Pipes are basically simple: input comes in on one end, and is read from the other end. In order to perform basic inter-process communication (IPC), one, original process (the "parent") creates a pipe and then fork()s to make a duplicate of the process (the "child"). At this point the parent and child process each follow separate code paths to do their work. The writing process, usually the child, would write its result to the pipe when done.
If the parent also needs to talk to the child (likely in this case), two pipes must be created and each process will have to wait at some points to receive the other's messages.
Writing code with fork() and pipe() is fairly non-obvious: the linux manpage (http://linux.die.net/man/2/pipe), however, has a nice, simple example of how to make a pipe at the bottom. As far as actual communication is concerned, writing to pipes is typically done with write(), and reading with read() (although other calls, like select() may be useful depending on your needs; as always, read the manpage for more info).
If you don't get what's happening at all, a more in-depth tutorial might be helpful: http://beej.us/guide/bgipc/output/html/multipage/index.html (look at fork and pipe)

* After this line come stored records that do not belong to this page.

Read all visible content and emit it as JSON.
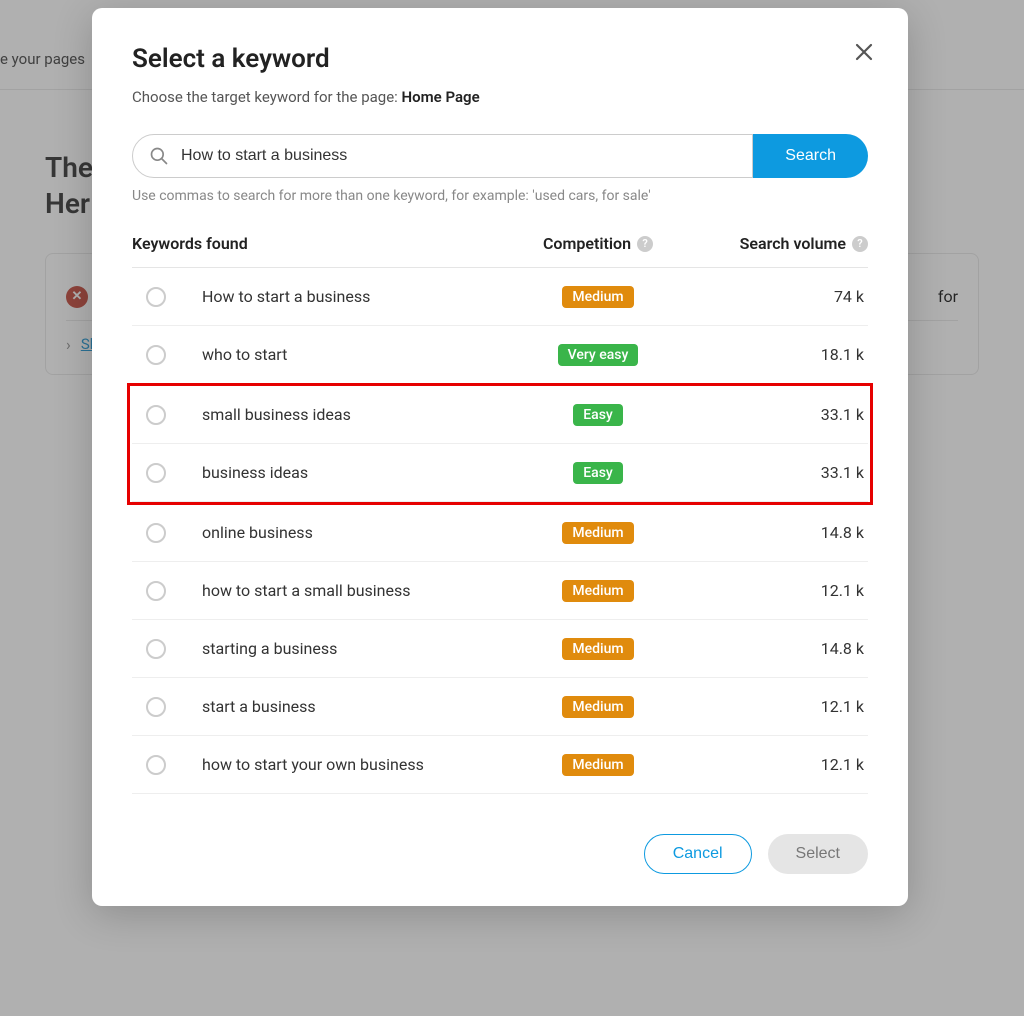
{
  "bg": {
    "header_text": "e your pages",
    "title_line1": "The",
    "title_line2": "Her",
    "card_text": "for",
    "expand_link": "Sh"
  },
  "modal": {
    "title": "Select a keyword",
    "subtitle_prefix": "Choose the target keyword for the page: ",
    "subtitle_page": "Home Page",
    "search_value": "How to start a business",
    "search_button": "Search",
    "search_hint": "Use commas to search for more than one keyword, for example: 'used cars, for sale'",
    "col_keyword": "Keywords found",
    "col_competition": "Competition",
    "col_volume": "Search volume",
    "cancel": "Cancel",
    "select": "Select"
  },
  "rows": [
    {
      "keyword": "How to start a business",
      "competition": "Medium",
      "comp_class": "badge-medium",
      "volume": "74 k"
    },
    {
      "keyword": "who to start",
      "competition": "Very easy",
      "comp_class": "badge-veryeasy",
      "volume": "18.1 k"
    },
    {
      "keyword": "small business ideas",
      "competition": "Easy",
      "comp_class": "badge-easy",
      "volume": "33.1 k"
    },
    {
      "keyword": "business ideas",
      "competition": "Easy",
      "comp_class": "badge-easy",
      "volume": "33.1 k"
    },
    {
      "keyword": "online business",
      "competition": "Medium",
      "comp_class": "badge-medium",
      "volume": "14.8 k"
    },
    {
      "keyword": "how to start a small business",
      "competition": "Medium",
      "comp_class": "badge-medium",
      "volume": "12.1 k"
    },
    {
      "keyword": "starting a business",
      "competition": "Medium",
      "comp_class": "badge-medium",
      "volume": "14.8 k"
    },
    {
      "keyword": "start a business",
      "competition": "Medium",
      "comp_class": "badge-medium",
      "volume": "12.1 k"
    },
    {
      "keyword": "how to start your own business",
      "competition": "Medium",
      "comp_class": "badge-medium",
      "volume": "12.1 k"
    }
  ],
  "highlight_range": [
    2,
    3
  ]
}
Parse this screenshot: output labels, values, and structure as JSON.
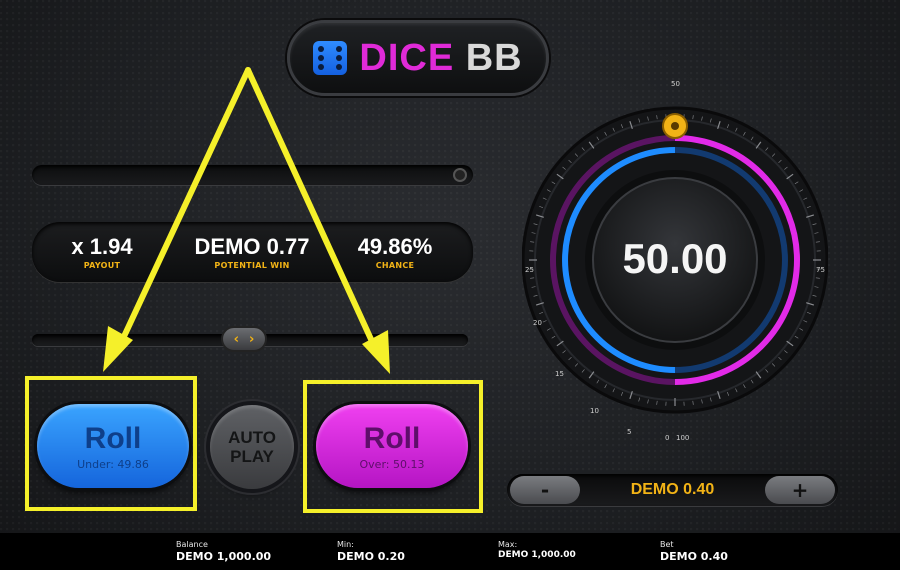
{
  "logo": {
    "word1": "DICE",
    "word2": "BB"
  },
  "stats": {
    "payout_value": "x 1.94",
    "payout_label": "PAYOUT",
    "win_value": "DEMO 0.77",
    "win_label": "POTENTIAL WIN",
    "chance_value": "49.86%",
    "chance_label": "CHANCE"
  },
  "roll_under": {
    "title": "Roll",
    "sub": "Under: 49.86"
  },
  "roll_over": {
    "title": "Roll",
    "sub": "Over: 50.13"
  },
  "auto_play": {
    "line1": "AUTO",
    "line2": "PLAY"
  },
  "bet_control": {
    "minus": "-",
    "plus": "+",
    "value": "DEMO 0.40"
  },
  "dial": {
    "center_value": "50.00",
    "roll_value": 50,
    "scale_labels": [
      "50",
      "75",
      "25",
      "20",
      "15",
      "10",
      "5",
      "0",
      "100"
    ],
    "colors": {
      "under": "#1e8cff",
      "over": "#e22ae8",
      "marker": "#f2b316"
    }
  },
  "footer": {
    "balance_label": "Balance",
    "balance_value": "DEMO 1,000.00",
    "min_label": "Min:",
    "min_value": "DEMO 0.20",
    "max_label": "Max:",
    "max_value": "DEMO 1,000.00",
    "bet_label": "Bet",
    "bet_value": "DEMO 0.40"
  },
  "annotation": {
    "color": "#f5f02a"
  }
}
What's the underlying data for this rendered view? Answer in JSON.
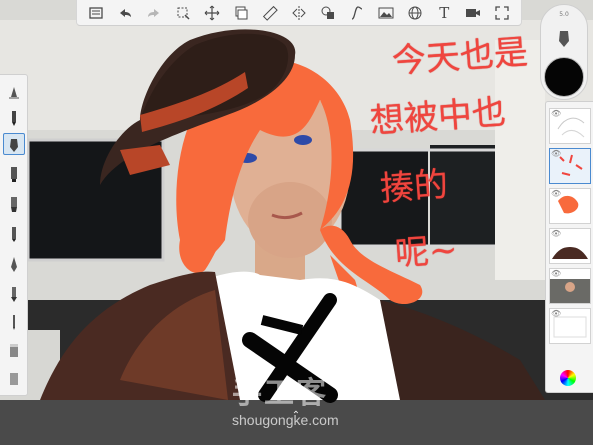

A hint for the program: it may help to have one "special" master process which controls all of the synchronization issues.